The ride is pretty compliant on the standard 17-inch rims and tyres. Most peg the tyres as a relative weak spot, but I haven’t seen anything wrong with them. Perhaps better tyres (and/or an LSD) would help mitigate some of the axle tramp under heavy acceleration in first gear (or in the wet). The suspension set-up is strong, as pointed out in all of the professional reviews surrounding the car’s release, while some mild body roll can definitely be noticed under heavy cornering.
The car has your basic features/aids such as blind spot monitoring, airbags, cruise control, reversing camera, and front and rear proximity sensors (audio). The car also beeps when reversing if a car or pedestrian is passing behind you.
For some, it would be lacking adaptive cruise control, automatic emergency braking, lane assist and stop/start technology.

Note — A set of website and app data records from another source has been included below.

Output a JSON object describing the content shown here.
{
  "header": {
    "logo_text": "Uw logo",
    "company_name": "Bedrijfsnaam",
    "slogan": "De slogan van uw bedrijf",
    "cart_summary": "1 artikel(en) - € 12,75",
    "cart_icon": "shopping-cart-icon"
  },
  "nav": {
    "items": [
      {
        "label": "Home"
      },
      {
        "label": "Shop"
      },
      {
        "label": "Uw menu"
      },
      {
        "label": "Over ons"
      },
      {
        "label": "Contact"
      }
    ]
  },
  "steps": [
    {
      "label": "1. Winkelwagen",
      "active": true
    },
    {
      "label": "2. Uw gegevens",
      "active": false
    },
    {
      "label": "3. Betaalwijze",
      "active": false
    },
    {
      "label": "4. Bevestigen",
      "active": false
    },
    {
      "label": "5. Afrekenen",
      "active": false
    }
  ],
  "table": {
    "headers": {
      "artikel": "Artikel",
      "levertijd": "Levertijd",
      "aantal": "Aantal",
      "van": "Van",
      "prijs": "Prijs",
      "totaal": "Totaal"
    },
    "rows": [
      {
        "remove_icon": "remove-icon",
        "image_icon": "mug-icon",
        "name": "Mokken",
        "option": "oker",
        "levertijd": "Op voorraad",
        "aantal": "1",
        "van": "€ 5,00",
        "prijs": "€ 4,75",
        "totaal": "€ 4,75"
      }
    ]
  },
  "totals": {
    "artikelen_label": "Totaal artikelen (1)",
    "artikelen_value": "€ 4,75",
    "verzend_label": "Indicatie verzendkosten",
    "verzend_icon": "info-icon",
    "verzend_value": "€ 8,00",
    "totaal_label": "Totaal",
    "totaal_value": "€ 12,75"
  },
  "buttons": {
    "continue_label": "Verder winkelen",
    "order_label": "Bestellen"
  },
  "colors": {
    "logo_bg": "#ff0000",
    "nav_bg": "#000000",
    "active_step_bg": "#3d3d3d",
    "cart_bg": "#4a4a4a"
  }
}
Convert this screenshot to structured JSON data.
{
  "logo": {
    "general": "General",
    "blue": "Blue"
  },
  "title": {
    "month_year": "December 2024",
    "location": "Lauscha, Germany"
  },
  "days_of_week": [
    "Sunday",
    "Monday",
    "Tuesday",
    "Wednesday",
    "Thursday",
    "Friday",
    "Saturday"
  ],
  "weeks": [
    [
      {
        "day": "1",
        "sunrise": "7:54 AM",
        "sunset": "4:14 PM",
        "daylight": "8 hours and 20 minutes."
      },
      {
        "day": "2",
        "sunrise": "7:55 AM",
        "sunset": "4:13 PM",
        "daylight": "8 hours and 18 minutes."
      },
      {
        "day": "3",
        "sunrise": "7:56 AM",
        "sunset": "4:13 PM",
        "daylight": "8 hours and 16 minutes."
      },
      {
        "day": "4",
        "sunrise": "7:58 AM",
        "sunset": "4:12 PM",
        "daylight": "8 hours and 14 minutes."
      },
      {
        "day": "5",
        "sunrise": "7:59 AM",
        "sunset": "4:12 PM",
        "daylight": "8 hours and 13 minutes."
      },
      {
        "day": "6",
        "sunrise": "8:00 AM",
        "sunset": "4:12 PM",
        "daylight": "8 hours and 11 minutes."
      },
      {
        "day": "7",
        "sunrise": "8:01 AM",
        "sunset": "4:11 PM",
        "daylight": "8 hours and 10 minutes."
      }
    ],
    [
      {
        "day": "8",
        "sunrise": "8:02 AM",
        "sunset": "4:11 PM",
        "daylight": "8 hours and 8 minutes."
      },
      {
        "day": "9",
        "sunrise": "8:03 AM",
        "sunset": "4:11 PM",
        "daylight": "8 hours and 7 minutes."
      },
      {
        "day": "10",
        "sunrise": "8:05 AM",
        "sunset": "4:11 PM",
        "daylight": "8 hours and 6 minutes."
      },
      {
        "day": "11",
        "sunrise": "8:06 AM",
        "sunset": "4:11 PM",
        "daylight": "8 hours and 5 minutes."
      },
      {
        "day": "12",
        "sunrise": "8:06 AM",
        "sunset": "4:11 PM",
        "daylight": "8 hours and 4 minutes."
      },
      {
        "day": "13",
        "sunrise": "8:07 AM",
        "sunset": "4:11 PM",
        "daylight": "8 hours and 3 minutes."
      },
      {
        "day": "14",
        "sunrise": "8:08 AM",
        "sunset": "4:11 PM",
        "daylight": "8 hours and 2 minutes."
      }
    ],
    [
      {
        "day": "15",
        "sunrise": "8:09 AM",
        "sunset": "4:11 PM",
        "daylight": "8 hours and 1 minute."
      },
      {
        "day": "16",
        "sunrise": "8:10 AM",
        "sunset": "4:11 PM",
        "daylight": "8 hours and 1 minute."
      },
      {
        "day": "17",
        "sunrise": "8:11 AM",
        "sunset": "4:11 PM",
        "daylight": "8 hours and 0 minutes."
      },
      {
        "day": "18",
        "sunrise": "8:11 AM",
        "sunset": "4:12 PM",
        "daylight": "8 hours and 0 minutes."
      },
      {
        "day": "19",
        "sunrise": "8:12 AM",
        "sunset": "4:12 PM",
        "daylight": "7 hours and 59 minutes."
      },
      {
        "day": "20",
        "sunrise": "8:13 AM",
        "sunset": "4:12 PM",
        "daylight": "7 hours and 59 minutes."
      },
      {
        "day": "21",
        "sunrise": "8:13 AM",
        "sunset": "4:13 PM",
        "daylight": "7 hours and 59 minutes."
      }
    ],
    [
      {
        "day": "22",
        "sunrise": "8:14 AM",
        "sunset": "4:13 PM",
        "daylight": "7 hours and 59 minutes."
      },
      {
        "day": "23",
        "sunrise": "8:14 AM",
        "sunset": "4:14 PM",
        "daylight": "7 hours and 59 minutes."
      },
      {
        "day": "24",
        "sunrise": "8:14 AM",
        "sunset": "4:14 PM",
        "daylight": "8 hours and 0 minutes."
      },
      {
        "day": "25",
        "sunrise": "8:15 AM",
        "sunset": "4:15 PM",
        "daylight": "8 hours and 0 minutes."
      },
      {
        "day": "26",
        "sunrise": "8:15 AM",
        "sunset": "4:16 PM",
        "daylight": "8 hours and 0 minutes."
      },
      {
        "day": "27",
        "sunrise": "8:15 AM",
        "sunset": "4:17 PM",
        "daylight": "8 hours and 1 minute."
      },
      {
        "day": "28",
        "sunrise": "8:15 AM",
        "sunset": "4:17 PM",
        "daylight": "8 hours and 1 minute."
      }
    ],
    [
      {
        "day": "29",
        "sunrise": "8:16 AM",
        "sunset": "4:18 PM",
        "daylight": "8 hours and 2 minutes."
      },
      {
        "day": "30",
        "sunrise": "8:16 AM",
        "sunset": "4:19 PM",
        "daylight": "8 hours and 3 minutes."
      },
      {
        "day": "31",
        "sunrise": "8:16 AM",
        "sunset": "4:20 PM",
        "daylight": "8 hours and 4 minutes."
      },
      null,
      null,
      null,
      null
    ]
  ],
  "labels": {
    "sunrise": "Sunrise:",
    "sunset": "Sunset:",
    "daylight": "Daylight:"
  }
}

I don’t care too much for these and manually disable them on our Subaru as I find them a hindrance.
Would I recommend this car? 100 per cent! You’ll struggle to find a new, equivalently spec’d car in this price range. The design, performance, features and low running costs make for an exceptional value proposition for anyone looking at a small-medium ‘warm’ sedan.
As good as it is, there’s room for improvement with some of the interior (plastics/speakers/rear head room), exterior components (paint/no rear wiper) and general characteristics (tyres/axle tramp). Reports from the USA suggest that a basic tune may also significantly improve the throttle response and power curve. The car is also missing safety features/driver aids that may matter to some, but not others.
The temptation to modify the car is strong, albeit limited to overseas vendors (who are going pretty hard in the Kia/Hyundai mod scene). Instead, I’m planning on selling later this year and looking into the Stinger, Megane Trophy (when released) or 2018 Mustang.